*Instructions for the task:*
Each entry is to be retyped exactly as it appears. Leave the images out.

*Website and app data records:*
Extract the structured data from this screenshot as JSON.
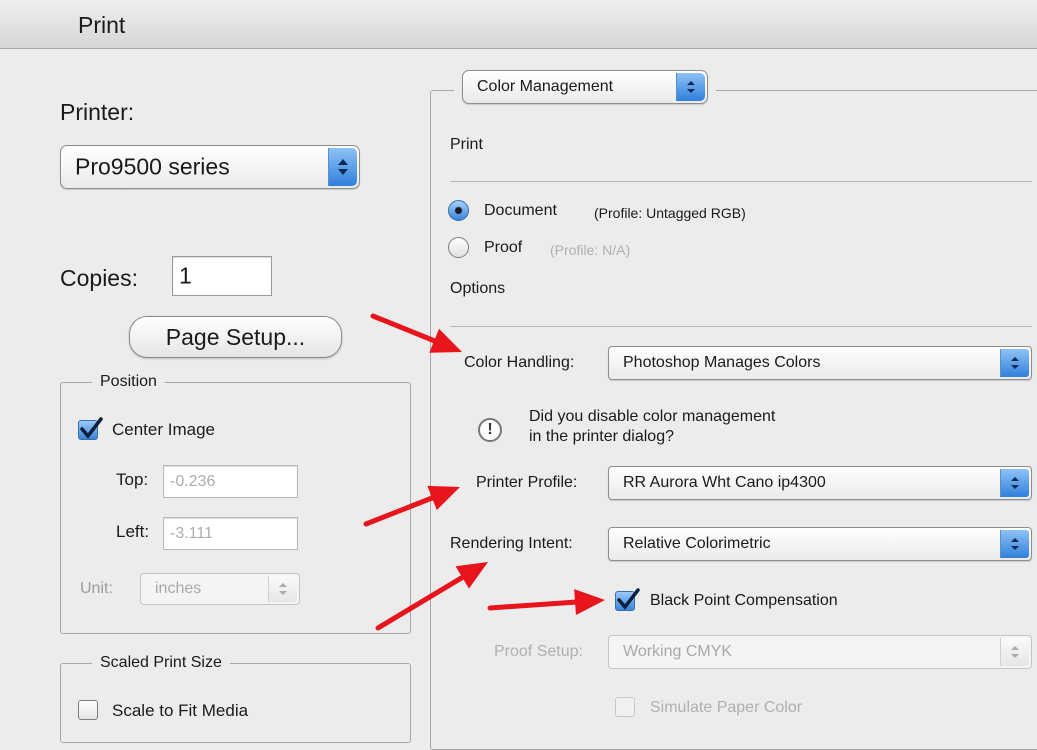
{
  "window": {
    "title": "Print"
  },
  "printer": {
    "label": "Printer:",
    "value": "Pro9500 series"
  },
  "copies": {
    "label": "Copies:",
    "value": "1"
  },
  "page_setup": {
    "label": "Page Setup..."
  },
  "position": {
    "title": "Position",
    "center_image": {
      "label": "Center Image",
      "checked": true
    },
    "top": {
      "label": "Top:",
      "value": "-0.236"
    },
    "left": {
      "label": "Left:",
      "value": "-3.111"
    },
    "unit": {
      "label": "Unit:",
      "value": "inches"
    }
  },
  "scaled": {
    "title": "Scaled Print Size",
    "scale_to_fit": {
      "label": "Scale to Fit Media",
      "checked": false
    }
  },
  "panel_select": {
    "value": "Color Management"
  },
  "print_section": {
    "title": "Print",
    "document": {
      "label": "Document",
      "note": "(Profile: Untagged RGB)",
      "selected": true
    },
    "proof": {
      "label": "Proof",
      "note": "(Profile: N/A)",
      "selected": false
    }
  },
  "options": {
    "title": "Options",
    "color_handling": {
      "label": "Color Handling:",
      "value": "Photoshop Manages Colors"
    },
    "warning": {
      "line1": "Did you disable color management",
      "line2": "in the printer dialog?"
    },
    "printer_profile": {
      "label": "Printer Profile:",
      "value": "RR Aurora Wht Cano ip4300"
    },
    "rendering_intent": {
      "label": "Rendering Intent:",
      "value": "Relative Colorimetric"
    },
    "black_point": {
      "label": "Black Point Compensation",
      "checked": true
    },
    "proof_setup": {
      "label": "Proof Setup:",
      "value": "Working CMYK"
    },
    "simulate_paper": {
      "label": "Simulate Paper Color",
      "checked": false
    }
  },
  "colors": {
    "arrow": "#e8141c",
    "accent": "#3a84dc"
  }
}
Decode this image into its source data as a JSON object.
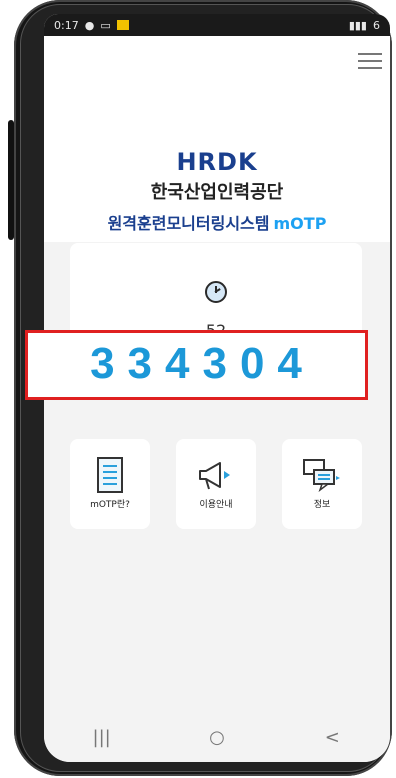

*Solution below:*
Extract the structured data from this screenshot as JSON.
{
  "window": {
    "title": "Print"
  },
  "printer": {
    "label": "Printer:",
    "value": "Pro9500 series"
  },
  "copies": {
    "label": "Copies:",
    "value": "1"
  },
  "page_setup": {
    "label": "Page Setup..."
  },
  "position": {
    "title": "Position",
    "center_image": {
      "label": "Center Image",
      "checked": true
    },
    "top": {
      "label": "Top:",
      "value": "-0.236"
    },
    "left": {
      "label": "Left:",
      "value": "-3.111"
    },
    "unit": {
      "label": "Unit:",
      "value": "inches"
    }
  },
  "scaled": {
    "title": "Scaled Print Size",
    "scale_to_fit": {
      "label": "Scale to Fit Media",
      "checked": false
    }
  },
  "panel_select": {
    "value": "Color Management"
  },
  "print_section": {
    "title": "Print",
    "document": {
      "label": "Document",
      "note": "(Profile: Untagged RGB)",
      "selected": true
    },
    "proof": {
      "label": "Proof",
      "note": "(Profile: N/A)",
      "selected": false
    }
  },
  "options": {
    "title": "Options",
    "color_handling": {
      "label": "Color Handling:",
      "value": "Photoshop Manages Colors"
    },
    "warning": {
      "line1": "Did you disable color management",
      "line2": "in the printer dialog?"
    },
    "printer_profile": {
      "label": "Printer Profile:",
      "value": "RR Aurora Wht Cano ip4300"
    },
    "rendering_intent": {
      "label": "Rendering Intent:",
      "value": "Relative Colorimetric"
    },
    "black_point": {
      "label": "Black Point Compensation",
      "checked": true
    },
    "proof_setup": {
      "label": "Proof Setup:",
      "value": "Working CMYK"
    },
    "simulate_paper": {
      "label": "Simulate Paper Color",
      "checked": false
    }
  },
  "colors": {
    "arrow": "#e8141c",
    "accent": "#3a84dc"
  }
}
Decode this image into its source data as a JSON object.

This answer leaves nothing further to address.